[Work to complete] Return the count of lines in the records that include the string "size", and nothing besides it.

***

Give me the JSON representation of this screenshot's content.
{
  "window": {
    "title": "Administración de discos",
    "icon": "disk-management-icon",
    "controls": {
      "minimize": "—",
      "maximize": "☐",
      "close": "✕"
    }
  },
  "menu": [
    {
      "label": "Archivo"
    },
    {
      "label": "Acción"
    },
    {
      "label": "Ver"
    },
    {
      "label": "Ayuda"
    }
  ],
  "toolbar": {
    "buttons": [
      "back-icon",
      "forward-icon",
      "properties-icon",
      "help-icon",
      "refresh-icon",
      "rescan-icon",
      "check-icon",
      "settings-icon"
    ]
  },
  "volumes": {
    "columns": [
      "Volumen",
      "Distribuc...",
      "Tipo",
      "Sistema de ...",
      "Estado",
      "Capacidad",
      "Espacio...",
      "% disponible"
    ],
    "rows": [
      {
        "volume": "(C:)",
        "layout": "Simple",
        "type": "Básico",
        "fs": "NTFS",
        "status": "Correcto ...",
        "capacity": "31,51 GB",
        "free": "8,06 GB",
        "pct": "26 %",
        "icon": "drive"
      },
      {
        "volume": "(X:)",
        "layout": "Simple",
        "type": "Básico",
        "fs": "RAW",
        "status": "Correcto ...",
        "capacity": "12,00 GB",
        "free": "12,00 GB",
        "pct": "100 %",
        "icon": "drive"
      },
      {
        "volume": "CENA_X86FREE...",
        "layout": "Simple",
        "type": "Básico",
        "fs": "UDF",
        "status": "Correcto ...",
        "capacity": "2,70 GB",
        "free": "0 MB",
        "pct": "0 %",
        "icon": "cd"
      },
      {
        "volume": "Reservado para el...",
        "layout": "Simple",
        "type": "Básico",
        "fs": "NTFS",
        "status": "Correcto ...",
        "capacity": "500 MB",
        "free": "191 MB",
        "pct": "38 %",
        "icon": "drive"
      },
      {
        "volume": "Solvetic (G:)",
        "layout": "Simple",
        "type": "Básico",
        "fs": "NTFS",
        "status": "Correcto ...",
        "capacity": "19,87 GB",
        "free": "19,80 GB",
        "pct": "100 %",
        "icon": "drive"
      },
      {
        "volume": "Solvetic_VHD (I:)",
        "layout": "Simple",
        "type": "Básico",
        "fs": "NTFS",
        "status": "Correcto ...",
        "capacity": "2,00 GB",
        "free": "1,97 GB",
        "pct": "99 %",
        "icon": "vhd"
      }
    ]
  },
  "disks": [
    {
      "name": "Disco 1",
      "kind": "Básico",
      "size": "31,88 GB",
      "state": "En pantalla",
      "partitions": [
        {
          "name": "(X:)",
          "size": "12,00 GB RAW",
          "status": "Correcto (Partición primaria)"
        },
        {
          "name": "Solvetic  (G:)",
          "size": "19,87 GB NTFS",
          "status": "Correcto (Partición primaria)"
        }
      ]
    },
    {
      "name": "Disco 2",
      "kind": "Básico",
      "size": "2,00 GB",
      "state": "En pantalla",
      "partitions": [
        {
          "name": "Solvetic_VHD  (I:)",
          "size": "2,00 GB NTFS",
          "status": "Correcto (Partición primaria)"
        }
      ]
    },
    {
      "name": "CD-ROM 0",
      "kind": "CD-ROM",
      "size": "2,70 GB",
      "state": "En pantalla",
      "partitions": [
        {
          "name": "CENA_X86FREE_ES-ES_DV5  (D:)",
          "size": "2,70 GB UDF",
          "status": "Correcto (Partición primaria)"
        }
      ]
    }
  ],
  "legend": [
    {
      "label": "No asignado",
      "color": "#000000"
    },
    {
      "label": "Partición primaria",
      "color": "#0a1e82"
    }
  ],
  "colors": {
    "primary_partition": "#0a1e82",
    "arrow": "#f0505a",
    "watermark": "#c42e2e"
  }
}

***

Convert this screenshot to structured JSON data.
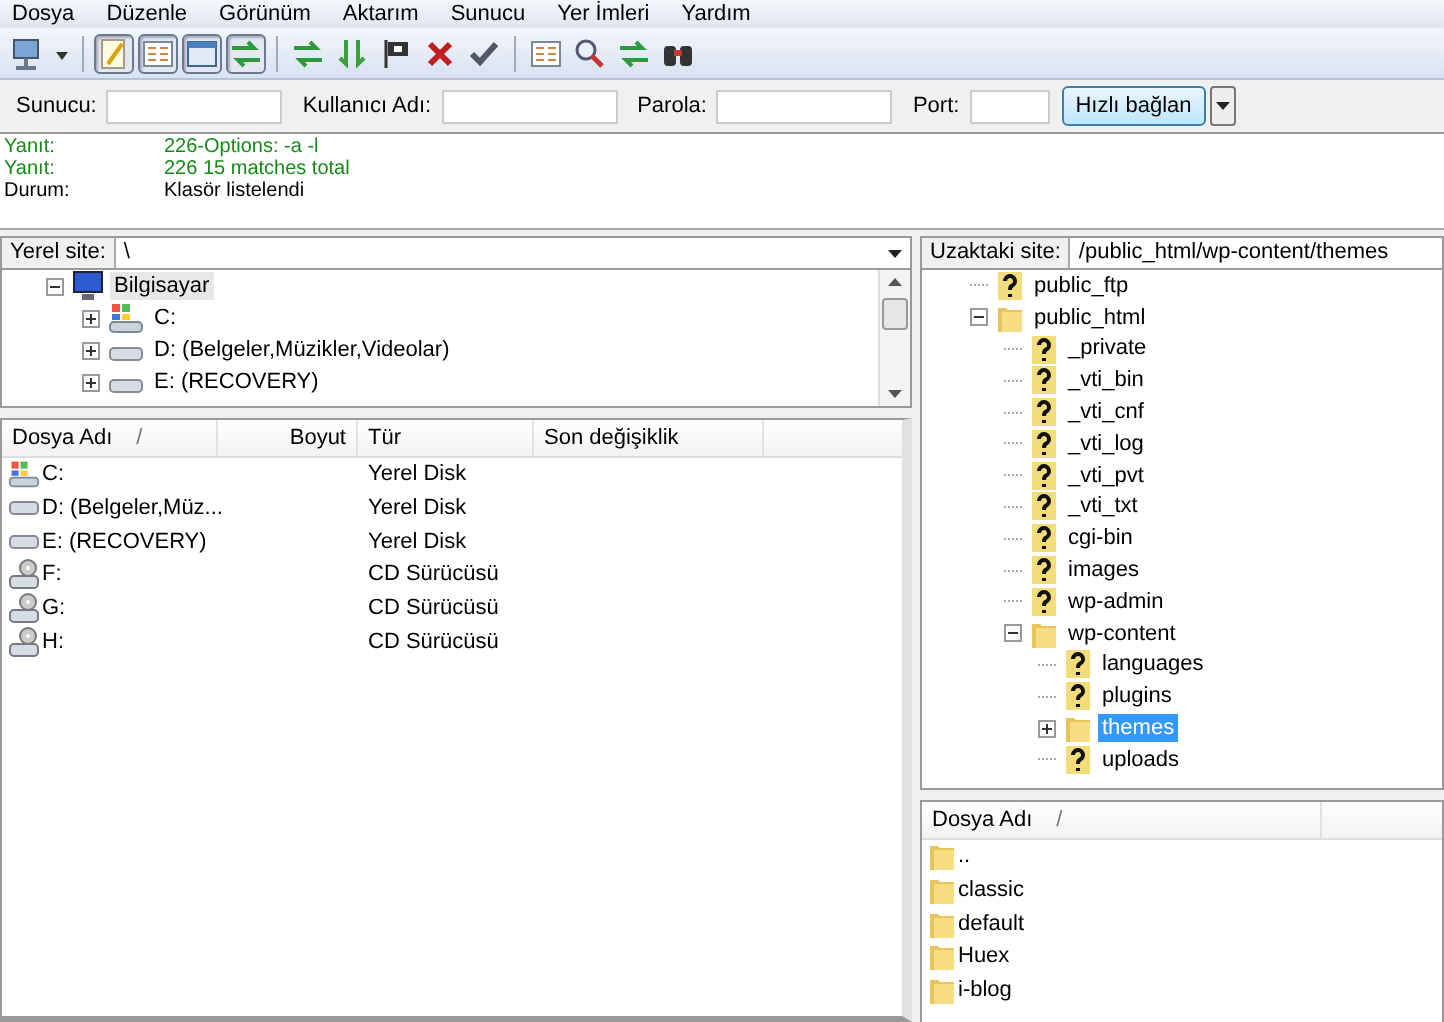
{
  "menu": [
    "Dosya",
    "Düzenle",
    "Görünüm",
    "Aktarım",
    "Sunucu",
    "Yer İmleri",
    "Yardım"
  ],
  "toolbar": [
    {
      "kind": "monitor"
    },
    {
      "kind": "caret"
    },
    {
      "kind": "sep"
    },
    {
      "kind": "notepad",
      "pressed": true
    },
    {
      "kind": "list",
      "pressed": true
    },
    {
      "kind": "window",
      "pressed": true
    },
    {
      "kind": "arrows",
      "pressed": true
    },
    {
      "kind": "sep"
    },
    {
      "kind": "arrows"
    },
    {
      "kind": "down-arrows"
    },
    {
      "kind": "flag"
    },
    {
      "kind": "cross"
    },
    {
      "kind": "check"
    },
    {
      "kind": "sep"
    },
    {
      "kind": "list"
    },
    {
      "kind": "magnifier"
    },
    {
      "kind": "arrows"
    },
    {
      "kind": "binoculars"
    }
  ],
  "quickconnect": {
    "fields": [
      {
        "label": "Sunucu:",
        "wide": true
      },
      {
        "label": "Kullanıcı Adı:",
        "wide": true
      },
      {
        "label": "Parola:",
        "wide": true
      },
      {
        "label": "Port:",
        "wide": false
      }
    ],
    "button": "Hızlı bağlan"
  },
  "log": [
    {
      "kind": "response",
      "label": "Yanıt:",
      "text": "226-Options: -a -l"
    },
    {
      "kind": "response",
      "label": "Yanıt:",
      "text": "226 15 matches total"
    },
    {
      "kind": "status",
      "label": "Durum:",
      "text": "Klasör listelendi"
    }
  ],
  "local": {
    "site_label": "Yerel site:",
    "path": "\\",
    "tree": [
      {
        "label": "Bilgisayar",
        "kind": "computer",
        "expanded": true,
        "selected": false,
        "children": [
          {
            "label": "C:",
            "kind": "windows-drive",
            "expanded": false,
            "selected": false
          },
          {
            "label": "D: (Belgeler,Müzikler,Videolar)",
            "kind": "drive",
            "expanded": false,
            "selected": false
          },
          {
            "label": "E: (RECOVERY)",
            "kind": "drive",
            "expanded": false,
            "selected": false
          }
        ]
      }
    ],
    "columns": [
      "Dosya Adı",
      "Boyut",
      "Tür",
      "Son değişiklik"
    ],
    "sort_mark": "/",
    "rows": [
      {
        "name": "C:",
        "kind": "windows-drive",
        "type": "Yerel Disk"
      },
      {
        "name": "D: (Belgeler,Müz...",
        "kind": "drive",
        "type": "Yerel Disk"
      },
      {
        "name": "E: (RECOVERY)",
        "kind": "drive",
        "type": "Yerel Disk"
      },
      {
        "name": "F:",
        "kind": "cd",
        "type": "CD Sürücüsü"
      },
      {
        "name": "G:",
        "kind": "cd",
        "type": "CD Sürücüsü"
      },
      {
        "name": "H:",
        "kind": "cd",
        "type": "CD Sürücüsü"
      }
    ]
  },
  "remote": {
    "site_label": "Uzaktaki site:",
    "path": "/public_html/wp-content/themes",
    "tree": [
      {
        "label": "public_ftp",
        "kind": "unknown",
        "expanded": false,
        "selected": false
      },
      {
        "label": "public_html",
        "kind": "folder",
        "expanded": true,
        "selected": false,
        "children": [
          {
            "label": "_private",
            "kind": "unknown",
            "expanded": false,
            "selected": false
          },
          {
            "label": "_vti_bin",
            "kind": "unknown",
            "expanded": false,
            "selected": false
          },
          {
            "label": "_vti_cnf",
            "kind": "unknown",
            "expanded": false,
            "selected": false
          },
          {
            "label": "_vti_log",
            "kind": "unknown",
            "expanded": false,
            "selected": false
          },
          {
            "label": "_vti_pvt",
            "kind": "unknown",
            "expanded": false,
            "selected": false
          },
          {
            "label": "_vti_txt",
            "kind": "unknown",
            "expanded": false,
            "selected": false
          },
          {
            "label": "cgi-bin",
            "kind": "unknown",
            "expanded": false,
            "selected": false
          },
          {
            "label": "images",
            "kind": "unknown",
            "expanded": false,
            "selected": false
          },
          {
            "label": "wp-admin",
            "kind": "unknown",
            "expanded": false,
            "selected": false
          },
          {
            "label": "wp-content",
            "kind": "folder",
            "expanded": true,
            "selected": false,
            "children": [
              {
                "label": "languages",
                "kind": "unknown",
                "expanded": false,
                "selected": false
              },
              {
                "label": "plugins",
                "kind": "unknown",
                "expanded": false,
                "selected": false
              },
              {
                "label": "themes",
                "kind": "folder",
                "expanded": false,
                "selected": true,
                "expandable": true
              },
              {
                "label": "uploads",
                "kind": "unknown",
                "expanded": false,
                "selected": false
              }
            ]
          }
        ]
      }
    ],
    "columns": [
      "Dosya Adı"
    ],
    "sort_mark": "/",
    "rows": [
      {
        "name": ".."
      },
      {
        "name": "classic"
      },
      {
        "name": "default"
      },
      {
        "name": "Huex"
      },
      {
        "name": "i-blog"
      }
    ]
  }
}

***

[Output below] 7